Two students, Bill and Mike, moved to new towns with their parents. Bill disliked his new community from the first day. He felt the new school was inferior to the one he had attended in his former hometown. His new classmates seemed boring and unfriendly. “I wish we hadn’t moved here,” Bill told his parents. “This is a cold, dull place, and I’ll never fit in.”
Mike was far more fortunate. He discovered his new school was not only excellent academically but provided many interesting activities and challenges. “I can’t believe how many new friends I made today,” he stated to his family at the dinner table after his first day at Miller High. “I feel as though some of the students have been my friends forever.” Before you pity Bill for not moving to a town as warm and friendly as the one Mike moved to, you should know that they moved to the same town, the same neighborhood, and they attend the same school!
Why did two young people respond to a similar situation so differently? Bill tends to expect the worst in life, whereas Mike is outgoing and friendly. Mike went to the new school with a smile on his face and an open and positive outlook. Mike is a loving person who lives in a loving world.
The loving person creates a positive atmosphere. Jill, for example, was a loving person. She was the friend you could count on—always ready to listen, to help, and to comfort. When Jill’s mother died of cancer while Jill was still in high school, she was surrounded by love, not only from her family but also from her many friends. Jill’s giving of herself was being returned tenfold. Even in great sorrow, she lived in a loving world.
The loving person can feel hurt, can experience anger, can be put out at someone for some reason.

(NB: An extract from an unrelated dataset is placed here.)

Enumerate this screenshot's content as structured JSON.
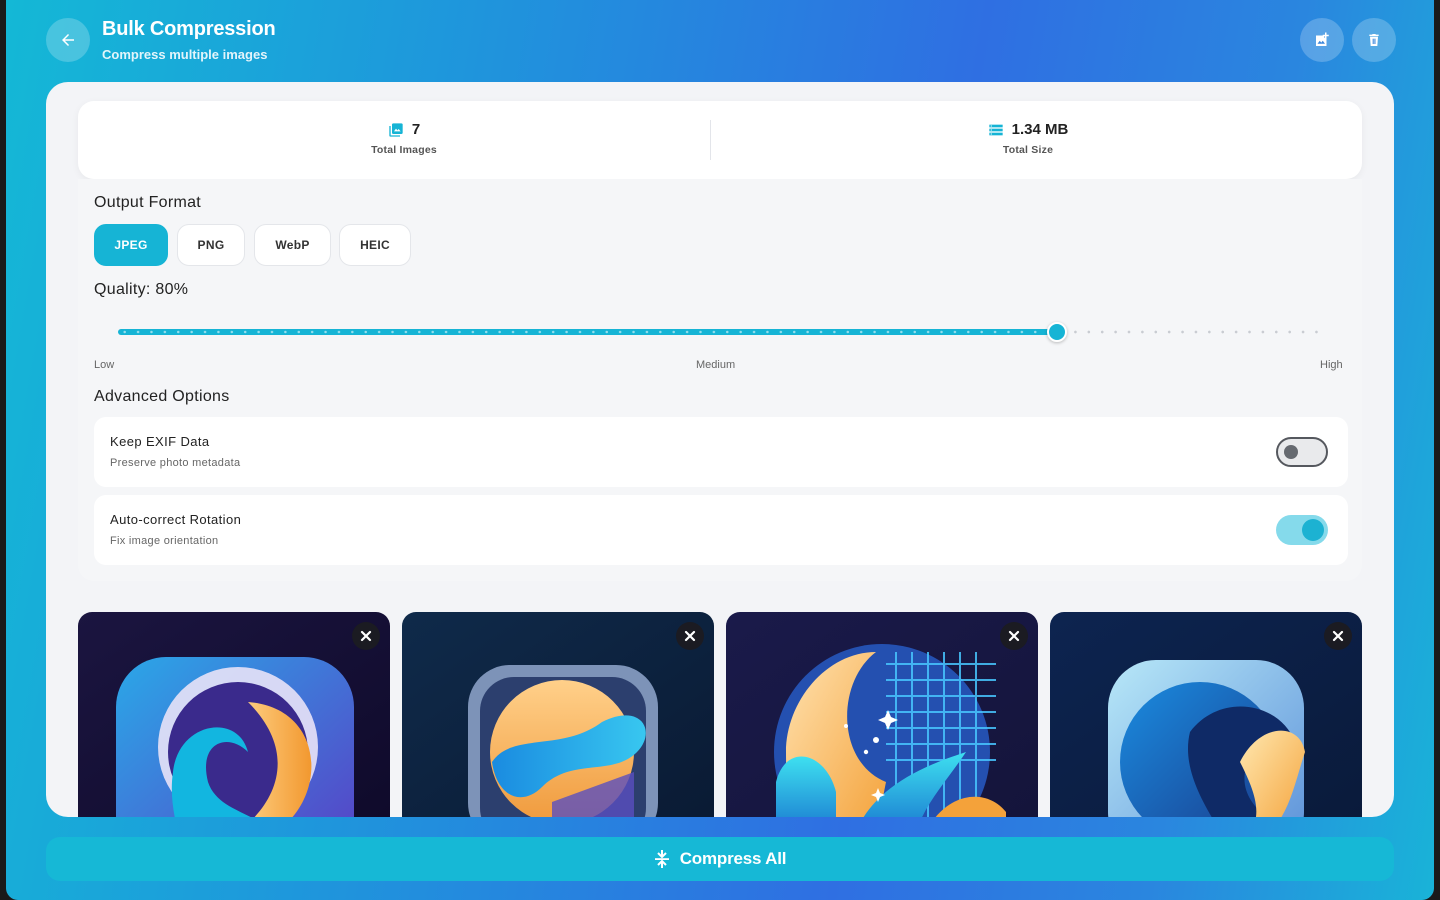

These are human emotions. Life, after all, offers its share of disappointments, troubles, worries, and sorrows for each of us. We cannot expect continuously happy days. But the loving person refuses to allow negative emotions to become dominant. The loving person can forgive another who may have hurt him. The loving person goes for a long walk or becomes involved in an activity that takes his mind off the feelings of anger or frustration that may be threatening his peace of mind. The loving person clears the air by talking with the person with whom he may be angry, and then perhaps offers a hug or a handshake in reconciliation. Regardless of the degrees of stress or confusion he or she must undergo, that person’s world continues to be a loving world.
Try a smile instead of a scowl. Expect the best and not the worst. Do your utmost to be understanding and to care for the people in your life. The “Bills” of this world often find things to complain about throughout their lives. The “Mikes,” on the other hand, not only look for the best but help to create that best through their own attitudes and integrity. The loving person, from youth to old age, lives in a loving world and leads a full and happy life, finding the strength to face problems and tragedies because of the loving world they inhabit.
Dr. Glenn Mosley wrote the following in an article entitled “Love and Friendship”: “Love is more than sentiment; it is a need, a hunger, and a thirst that is perfectly natural. No one can live happily without giving and receiving love. It is the fulfilling of the law, and the fulfilling of life. We must understand Jesus’ teachings on love. . . . ‘God is love, and he who abides in love abides in God, and God abides in him.’ In other words, to the extent that we let this divine activity hold sway in us we become a portion of the divine heart of God.”
It may sometimes seem difficult to be open to others who may seem cranky, ill-tempered, selfish, and hostile. Yet, a loving person realizes that understanding another’s problems and frustrations can help open the way to compassion. A loving person, living in a loving world, knows that the miracle of love can find a way to pass the “impassable” human relations obstacle.